In the poorly lit depths of Butte’s copper mines, one pasty looked a lot like another. Naturally, it then became a problem of identification—which pasty is mine? To that end, the miners’ wives would often scratch their husband’s initials into the crust, sometimes on both ends, lest someone eat half of their pasty and set it aside. And while many American pasties today are not made with a crimped ridge like a pie crust, the historical Cornish Jack pasty usually was. This way, the miner, whose hands were black with soot, or worse, arsenic, had a convenient handle to hold the pasty by. Others maintain that the Cornish, occasionally given to superstition, would “sacrifice” the crimped handle as an offering to the hungry ghosts and goblins that live in the caverns of the earth.

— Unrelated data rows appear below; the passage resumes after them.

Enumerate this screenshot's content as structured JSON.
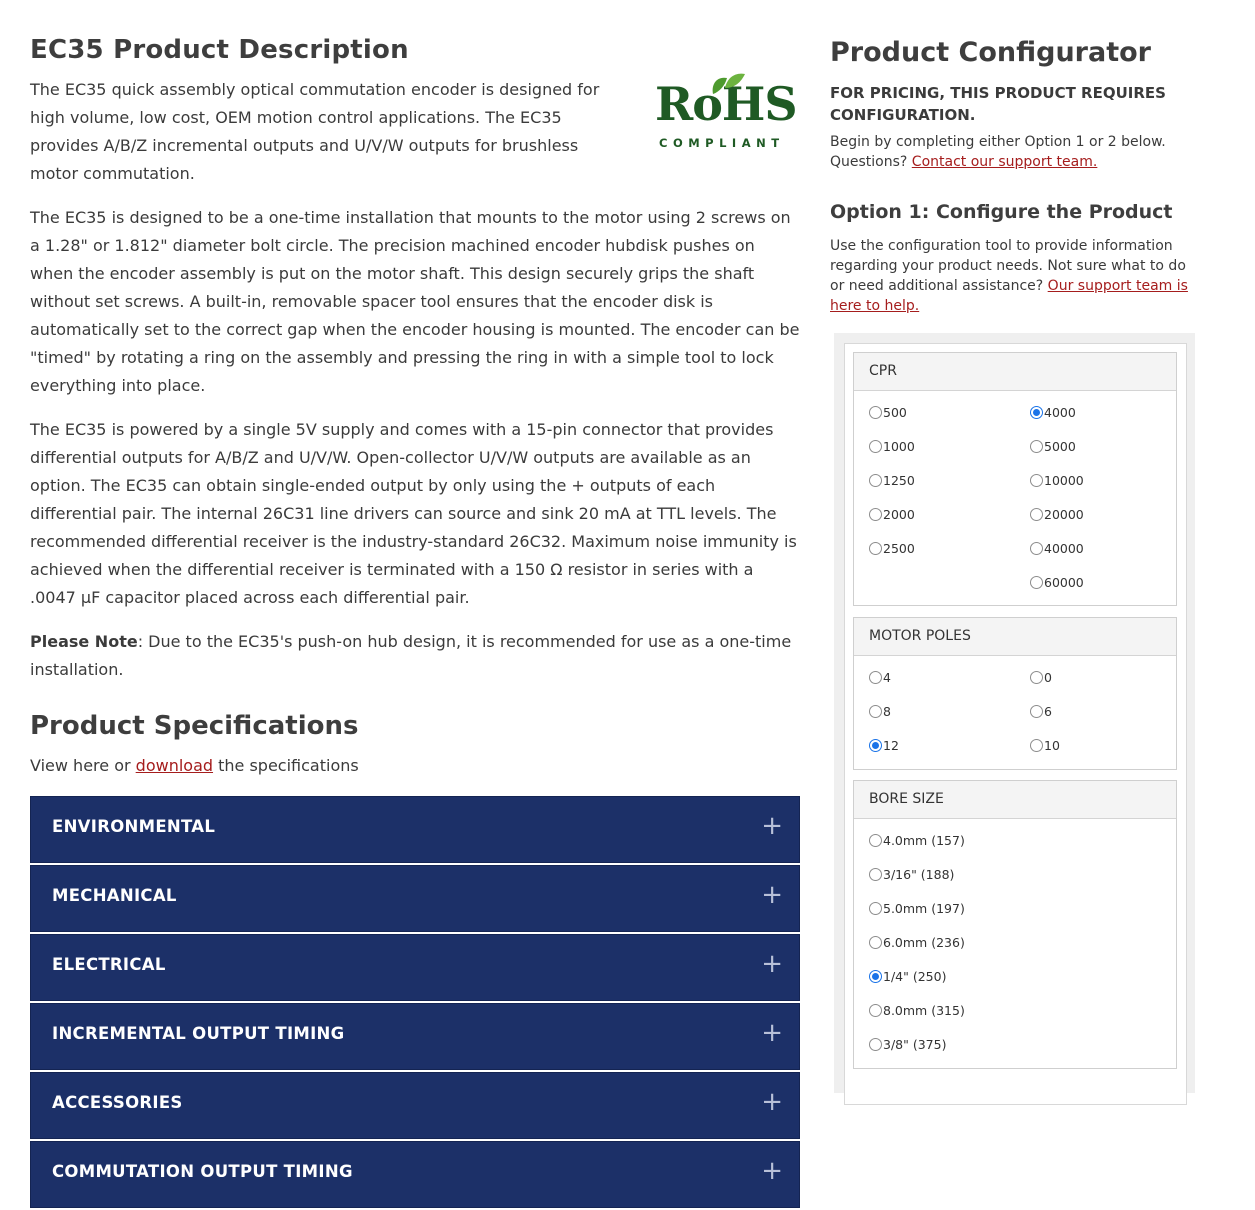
{
  "description": {
    "title": "EC35 Product Description",
    "p1": "The EC35 quick assembly optical commutation encoder is designed for high volume, low cost, OEM motion control applications. The EC35 provides A/B/Z incremental outputs and U/V/W outputs for brushless motor commutation.",
    "p2": "The EC35 is designed to be a one-time installation that mounts to the motor using 2 screws on a 1.28\" or 1.812\" diameter bolt circle. The precision machined encoder hubdisk pushes on when the encoder assembly is put on the motor shaft. This design securely grips the shaft without set screws. A built-in, removable spacer tool ensures that the encoder disk is automatically set to the correct gap when the encoder housing is mounted. The encoder can be \"timed\" by rotating a ring on the assembly and pressing the ring in with a simple tool to lock everything into place.",
    "p3": "The EC35 is powered by a single 5V supply and comes with a 15-pin connector that provides differential outputs for A/B/Z and U/V/W. Open-collector U/V/W outputs are available as an option. The EC35 can obtain single-ended output by only using the + outputs of each differential pair. The internal 26C31 line drivers can source and sink 20 mA at TTL levels. The recommended differential receiver is the industry-standard 26C32. Maximum noise immunity is achieved when the differential receiver is terminated with a 150 Ω resistor in series with a .0047 µF capacitor placed across each differential pair.",
    "note_label": "Please Note",
    "note_text": ": Due to the EC35's push-on hub design, it is recommended for use as a one-time installation."
  },
  "rohs": {
    "main": "RoHS",
    "sub": "COMPLIANT",
    "color": "#1f5a24"
  },
  "specs": {
    "title": "Product Specifications",
    "prefix": "View here or ",
    "link": "download",
    "suffix": " the specifications",
    "sections": [
      "ENVIRONMENTAL",
      "MECHANICAL",
      "ELECTRICAL",
      "INCREMENTAL OUTPUT TIMING",
      "ACCESSORIES",
      "COMMUTATION OUTPUT TIMING"
    ],
    "expand_icon": "+",
    "accent": "#1c3068"
  },
  "configurator": {
    "title": "Product Configurator",
    "requirement": "FOR PRICING, THIS PRODUCT REQUIRES CONFIGURATION.",
    "intro": "Begin by completing either Option 1 or 2 below.",
    "questions": "Questions? ",
    "support_link": "Contact our support team.",
    "option1_title": "Option 1: Configure the Product",
    "option1_text": "Use the configuration tool to provide information regarding your product needs. Not sure what to do or need additional assistance? ",
    "option1_link": "Our support team is here to help.",
    "cpr": {
      "label": "CPR",
      "left": [
        "500",
        "1000",
        "1250",
        "2000",
        "2500"
      ],
      "right": [
        "4000",
        "5000",
        "10000",
        "20000",
        "40000",
        "60000"
      ],
      "selected": "4000"
    },
    "motor_poles": {
      "label": "MOTOR POLES",
      "left": [
        "4",
        "8",
        "12"
      ],
      "right": [
        "0",
        "6",
        "10"
      ],
      "selected": "12"
    },
    "bore_size": {
      "label": "BORE SIZE",
      "options": [
        "4.0mm (157)",
        "3/16\" (188)",
        "5.0mm (197)",
        "6.0mm (236)",
        "1/4\" (250)",
        "8.0mm (315)",
        "3/8\" (375)"
      ],
      "selected": "1/4\" (250)"
    }
  }
}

Still others, like the Cornish food historian Glyn Hughes, say that the notion of the crimped edge being a handle is hogwash. He told the host of a popular English television program, “We’ve been back through literally thousands and thousands of newspapers and magazines going back to the 18th century and we can find absolutely no mention of it anywhere.” Instead, he maintains, miners were more likely to eat their pasties out of cloth bags brought for that purpose.

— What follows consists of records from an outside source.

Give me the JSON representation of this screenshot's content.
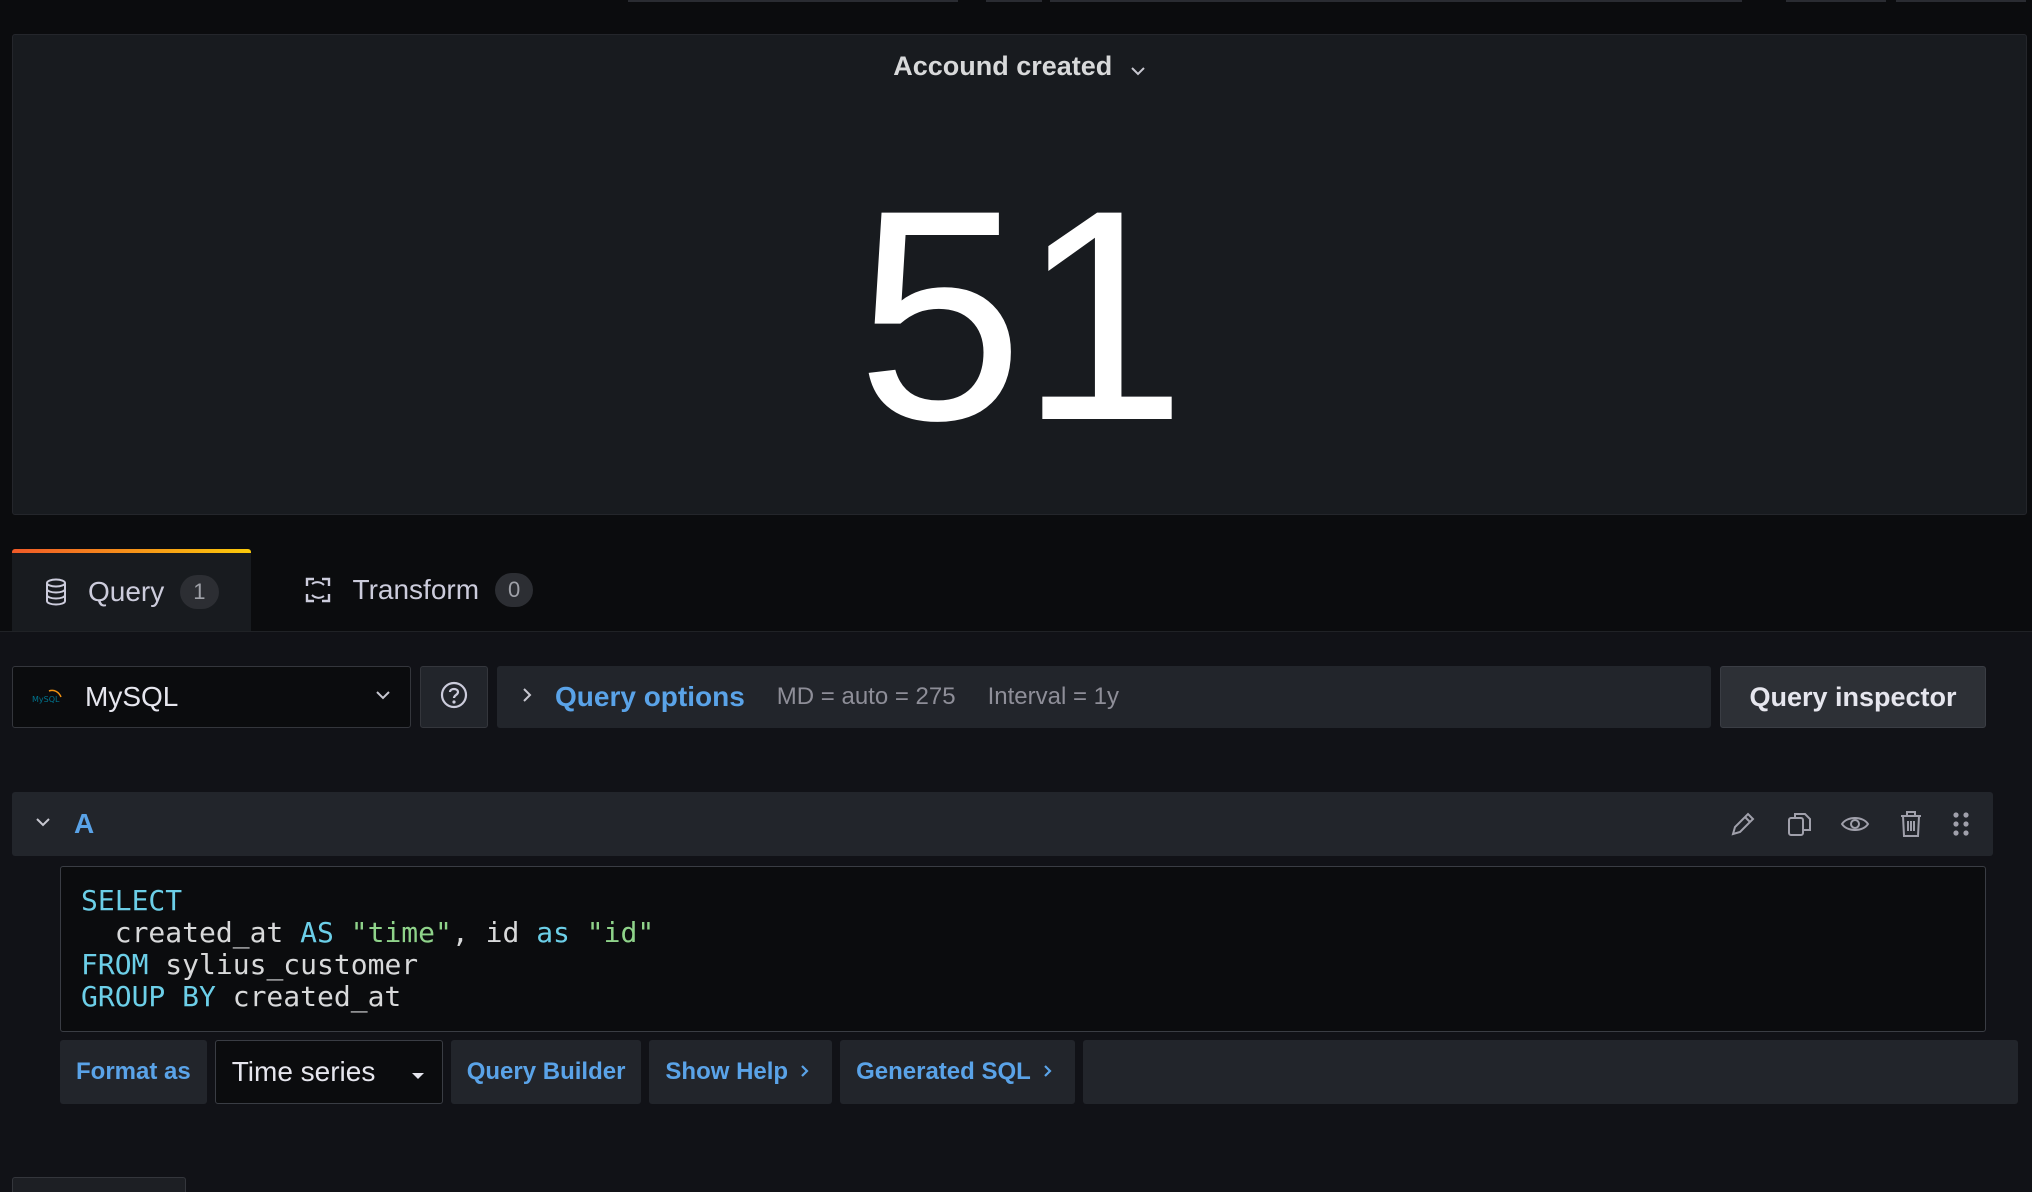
{
  "panel": {
    "title": "Accound created",
    "value": "51"
  },
  "tabs": [
    {
      "label": "Query",
      "count": "1",
      "icon": "database-icon"
    },
    {
      "label": "Transform",
      "count": "0",
      "icon": "transform-icon"
    }
  ],
  "datasource": {
    "name": "MySQL",
    "logo": "mysql-logo"
  },
  "query_options": {
    "label": "Query options",
    "md": "MD = auto = 275",
    "interval": "Interval = 1y"
  },
  "inspector_label": "Query inspector",
  "query": {
    "ref_id": "A",
    "actions": [
      "edit-icon",
      "duplicate-icon",
      "eye-icon",
      "trash-icon",
      "drag-handle-icon"
    ]
  },
  "sql": {
    "l1_kw": "SELECT",
    "l2_a": "  created_at ",
    "l2_kw1": "AS",
    "l2_b": " ",
    "l2_str1": "\"time\"",
    "l2_c": ", id ",
    "l2_kw2": "as",
    "l2_d": " ",
    "l2_str2": "\"id\"",
    "l3_kw": "FROM",
    "l3_rest": " sylius_customer",
    "l4_kw": "GROUP BY",
    "l4_rest": " created_at"
  },
  "footer": {
    "format_label": "Format as",
    "format_value": "Time series",
    "builder_label": "Query Builder",
    "help_label": "Show Help",
    "generated_label": "Generated SQL"
  },
  "colors": {
    "accent": "#5aa3e8",
    "tab_gradient_start": "#f05a28",
    "tab_gradient_end": "#fbca0a"
  }
}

It might be noted that another major difference between the Irish pasty and the English version is that while the English one contains cubed beef, the Irish one contains sliced beef. In this way the Irish managed to distinguish themselves from their hated ancestral enemies, the English.
Today there are many places to get a pasty in Butte. There’s Joe’s Pasty Shop, Nancy’s Pasty Shop, Truzzolino Tamales, and Gamer’s Cafe, which serves a famously massive version absolutely smothered in gravy. And of course, no survey of the modern Western American pasty could possibly exclude Wind’s Pasties, made in Anaconda, Montana, but available in hundreds of locations through Montana, Washington, Idaho, and Oregon.

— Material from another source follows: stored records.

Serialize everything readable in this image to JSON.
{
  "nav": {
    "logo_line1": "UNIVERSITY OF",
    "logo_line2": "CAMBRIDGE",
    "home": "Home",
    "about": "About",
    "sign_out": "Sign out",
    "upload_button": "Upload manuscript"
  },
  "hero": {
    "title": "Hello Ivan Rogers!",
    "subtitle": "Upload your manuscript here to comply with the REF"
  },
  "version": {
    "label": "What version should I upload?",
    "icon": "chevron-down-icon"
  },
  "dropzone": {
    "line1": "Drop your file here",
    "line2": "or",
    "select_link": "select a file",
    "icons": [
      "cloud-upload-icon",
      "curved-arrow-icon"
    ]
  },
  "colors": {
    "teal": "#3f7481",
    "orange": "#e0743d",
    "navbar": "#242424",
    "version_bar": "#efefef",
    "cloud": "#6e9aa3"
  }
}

We’ll close with more pretty words from William A. Burke, the poet of the pasty:
“That is all there is to it. Sounds simple—but in the hands of the inept—or if sufficient prayers are forgotten—the result might turn out to be but a soggy mess. Expertly handled, however, the finished product is something to cause the true gourmet to contemplate on thoughts, ethereal and otherworldly. A real pasty does those things to a human.”
Recipe for Cornish Pasties
Filling: skirt or flank steak, or loin tip, potatoes, onions, salt and pepper
Pastry: 3 cups flour, 2 cups lard, 1 teaspoon salt (added to flour), water or milk
Cut lard into flour. Add only enough water to make pastry stick together. Roll out rounds to size desired for each pasty.
Begin by layering sliced potatoes on half the round, then sliced onion, salt and pepper to taste; next a layer of meat (sliced or diced) and more salt and pepper; add another layer of potatoes, then onions, more salt and pepper and top with a pat of butter. Pull dough over and up, gathering and crimping across the top and dampening the dough to seal. Make a vent in the top. Brush pasties with a mixture of 1 egg yolk and 1 tablespoon water before baking. This seals in the juice and gives the pasties a golden brown color. Pasties made with lard might otherwise be white after baking. Bake at 400 degrees for 15 minutes, then at 325 degrees for 1 hour.
Melt 1 teaspoon butter with 1 tablespoon water and pour twice in vent during last 15 minutes of baking.
From the Butte Heritage Cookbook, used with permission courtesy of the Butte Silver Bow Arts Foundation. Recipe donated by Mrs. Betty Aultman.